“I’ll begin by busting the myth; Erasmus is not just for language students”
I’ll begin by busting the myth; Erasmus is not just for language students, in fact it is isn’t even limited to students. While Erasmus is indeed the main source of funding for students on a year abroad in Europe, it also offers training courses and youth exchanges that are open to any young person aged 18-30. As I am currently in Lille on a year abroad I too saw Erasmus only as a source of money. It is only since arriving in France that I have become aware of the other opportunities they offer and how much better promoted they are in France in comparison to the UK. I was informed of this through my internship at a french NGO, Organisation Française de la Coopération Internationale, which regularly takes young French people on these Erasmus + projects.
I have recently returned from a Youth Exchange in Lithuania which consisted of teams from France, Greece, Romania, Italy and Lithuania. The focal topic of the exchange was ‘Youth Unemployment Across Europe’ and the main aim of the week was to discuss the issues we face during our job searches as young people in our different countries and to share our employment experiences. The week felt a lot like a real-life version of Big Brother, with thirty-five young people living in a house together and partaking in group activities. We touched on issues such as the minimum wage, impacts of the 2008 crisis, help on job searches, reliability of employers, worth of a university degree, work experience expected and general conditions in the workplace. These unsurprisingly varied greatly across our countries.

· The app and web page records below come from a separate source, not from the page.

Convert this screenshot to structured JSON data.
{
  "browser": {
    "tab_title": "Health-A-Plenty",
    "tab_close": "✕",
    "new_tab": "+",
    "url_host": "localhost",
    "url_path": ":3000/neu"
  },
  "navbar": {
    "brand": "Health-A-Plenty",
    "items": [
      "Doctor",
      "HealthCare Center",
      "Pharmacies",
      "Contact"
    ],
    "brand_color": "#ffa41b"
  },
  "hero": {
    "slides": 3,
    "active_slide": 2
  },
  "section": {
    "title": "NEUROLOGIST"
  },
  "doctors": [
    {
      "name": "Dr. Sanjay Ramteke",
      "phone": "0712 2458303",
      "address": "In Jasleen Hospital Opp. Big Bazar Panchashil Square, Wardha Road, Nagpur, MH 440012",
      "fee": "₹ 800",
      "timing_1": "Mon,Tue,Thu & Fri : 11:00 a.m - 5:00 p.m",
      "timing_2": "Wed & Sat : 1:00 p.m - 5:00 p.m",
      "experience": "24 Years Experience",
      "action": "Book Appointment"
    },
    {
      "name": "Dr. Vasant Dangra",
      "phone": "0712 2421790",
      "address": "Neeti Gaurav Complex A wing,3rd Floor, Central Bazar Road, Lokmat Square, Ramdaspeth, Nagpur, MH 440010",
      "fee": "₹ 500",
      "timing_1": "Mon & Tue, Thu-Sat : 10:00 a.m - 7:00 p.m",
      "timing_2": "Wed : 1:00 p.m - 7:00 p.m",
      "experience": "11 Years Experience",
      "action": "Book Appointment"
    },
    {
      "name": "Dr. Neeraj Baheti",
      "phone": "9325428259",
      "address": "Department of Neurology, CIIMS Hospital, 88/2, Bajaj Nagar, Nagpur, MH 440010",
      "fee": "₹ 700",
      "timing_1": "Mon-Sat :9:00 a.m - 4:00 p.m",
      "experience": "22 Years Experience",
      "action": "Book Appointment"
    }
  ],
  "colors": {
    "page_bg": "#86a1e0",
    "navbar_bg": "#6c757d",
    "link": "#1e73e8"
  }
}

“activities were designed for team building so it was essentially a week of playing games during the day and partying during the night”
Fortunately for us, these Youth Exchanges are very relaxed. While several tasks obviously revolved around employment , most of the activities were designed for team building so it was essentially a week of playing games during the day and partying during the night. Don’t get me wrong, we covered some very important issues and got to network with other young people from across Europe, but it was not a training course (which Erasmus + also offer) and was hence not as intense on the ‘professional’ side of things. We even spent a day in Vilnius, the Lithuanian capital, touristing.
The European Commission offers several of these Youth Exchanges and Training Courses every month for free. Accommodation and food is all catered for and your travel is reimbursed for up to 275 Euros, so it is a perfect way to discover new parts of Europe and meet new people. I recommend you make the most of these opportunities while we still have them and encourage you to spread the word about Erasmus+ to other internationally-minded young people.